Improvements to railcars were sought by the Pullman Company, who experimented with lightweight designs in partnership with the Ford Motor Company in 1925. They then enlisted the services of pioneering all-metal aircraft designer William Bushnell Stout in 1931 to adapt airplane fuselage design concepts to railcars.[5] Also in 1931 the Budd Company entered into a partnership with the French tire company Michelin to produce lightweight stainless steel Budd-Michelin railcars in the US. Those advances in lightweight railcar design were important steps in the development of the lightweight diesel-electric streamliners of the 1930s.

Production of self-propelled railcars dropped off with the onset of the Great Depression, which hurt the market for branch line services. But production was revived in 1949 with introduction of the Budd Rail Diesel Car.

The variant name hoodelbug was largely limited to the mid-Atlantic states, particularly Pennsylvania.[6] A hiking trail in Indiana County, Pennsylvania, is named Hoodlebug Trail.[7]

The last remaining Atchison, Topeka and Santa Fe (ATSF) gas-electric doodlebug, M.177, is on display at the City of Los Angeles "Travel Town Museum" in Griffith Park.[8]

ATSF doodlebug M119, Isleta, New Mexico. 1943
Rio Grande Southern Galloping Goose No. 2

See also[edit]
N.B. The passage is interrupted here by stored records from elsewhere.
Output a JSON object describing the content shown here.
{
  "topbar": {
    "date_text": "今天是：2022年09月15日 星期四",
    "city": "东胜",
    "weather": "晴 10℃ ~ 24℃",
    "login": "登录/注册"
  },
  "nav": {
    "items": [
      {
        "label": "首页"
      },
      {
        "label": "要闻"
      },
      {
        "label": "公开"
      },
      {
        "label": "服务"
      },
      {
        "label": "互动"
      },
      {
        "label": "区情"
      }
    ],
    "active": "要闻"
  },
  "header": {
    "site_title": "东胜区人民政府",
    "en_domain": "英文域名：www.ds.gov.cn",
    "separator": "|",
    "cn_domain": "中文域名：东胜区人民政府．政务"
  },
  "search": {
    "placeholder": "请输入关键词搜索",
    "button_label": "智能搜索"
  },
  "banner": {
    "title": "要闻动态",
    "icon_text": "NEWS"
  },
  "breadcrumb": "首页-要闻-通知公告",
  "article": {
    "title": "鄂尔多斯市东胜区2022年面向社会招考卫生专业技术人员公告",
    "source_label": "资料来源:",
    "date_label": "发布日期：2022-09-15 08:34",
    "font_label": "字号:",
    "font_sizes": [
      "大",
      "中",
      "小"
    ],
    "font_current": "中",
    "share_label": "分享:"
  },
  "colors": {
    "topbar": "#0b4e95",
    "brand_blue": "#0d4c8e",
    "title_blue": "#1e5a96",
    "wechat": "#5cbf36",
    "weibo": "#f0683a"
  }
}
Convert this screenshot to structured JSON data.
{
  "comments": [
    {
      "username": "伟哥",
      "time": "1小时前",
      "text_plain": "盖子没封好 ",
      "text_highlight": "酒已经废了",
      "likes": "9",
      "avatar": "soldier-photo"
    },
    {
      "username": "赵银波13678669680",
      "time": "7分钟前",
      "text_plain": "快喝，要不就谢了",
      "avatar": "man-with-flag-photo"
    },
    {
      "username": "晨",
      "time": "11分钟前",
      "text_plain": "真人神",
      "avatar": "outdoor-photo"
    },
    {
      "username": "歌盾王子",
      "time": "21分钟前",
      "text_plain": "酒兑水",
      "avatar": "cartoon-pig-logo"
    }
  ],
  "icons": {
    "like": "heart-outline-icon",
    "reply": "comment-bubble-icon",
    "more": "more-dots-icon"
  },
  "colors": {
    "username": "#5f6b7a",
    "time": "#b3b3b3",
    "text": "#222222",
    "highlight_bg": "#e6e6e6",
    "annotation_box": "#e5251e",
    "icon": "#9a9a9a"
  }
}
  1. ^ American Rails: Doodlebugs
  2. ^ "Doodlebugging on the Frisco, Part I." (PDF). All Aboard, The Frisco Railroad Museum, March, 1988 (accessed on Retrieved October 10, 2020.
  3. ^ "Streamliners are loved especially the stunning 1910 McKeen Motor Car". Ian Harvey,, October 30, 2016. 30 October 2016. Retrieved October 12, 2020.
  4. ^ a b "Doodlebugging on the Frisco, Part II" (PDF). All Aboard, The Frisco Railroad Museum, April, 1988 (accessed on Retrieved October 10, 2020.
  5. ^ Solomon, Brian (2015). Streamliners: Locomotives and Trains in the Age of Speed and Style. Voyageur Press. pp. 32–33. ISBN 9780760347478.
  6. ^ Shawmut Line's Famous Hoodlebug
  7. ^ Parks and Rec: Hoodlebug Trail
  8. ^ "Travel Town Museum". Retrieved 2020-08-09.
  • Dorin, Patrick C. (1972). Chicago and North Western Power. Burbank, California: Superior Publishing. pp. 182, 188. ISBN 0-87564-715-4.

Further reading[edit]

  • Edmund Keilty (September 1979). Interurbans Without Wires: The Rail Motorcar in the United States. Interurban Press. ISBN 978-0-916374-38-9.
  • Edmund Keilty (September 1982). Doodlebug Country: The Rail Motorcar on the Class 1 Railroads of the United States. Interurban Press. ISBN 978-0-916374-50-1.
  • Edmund Keilty (December 1988). The Short Line Doodlebug: Galloping Geese and Other Rail Critters. Interurban Press. ISBN 978-0-916374-77-8.
  • John B. McCall (December 1977). The Doodlebugs. Kachina Press. ISBN 978-0-930724-01-6

External links[edit]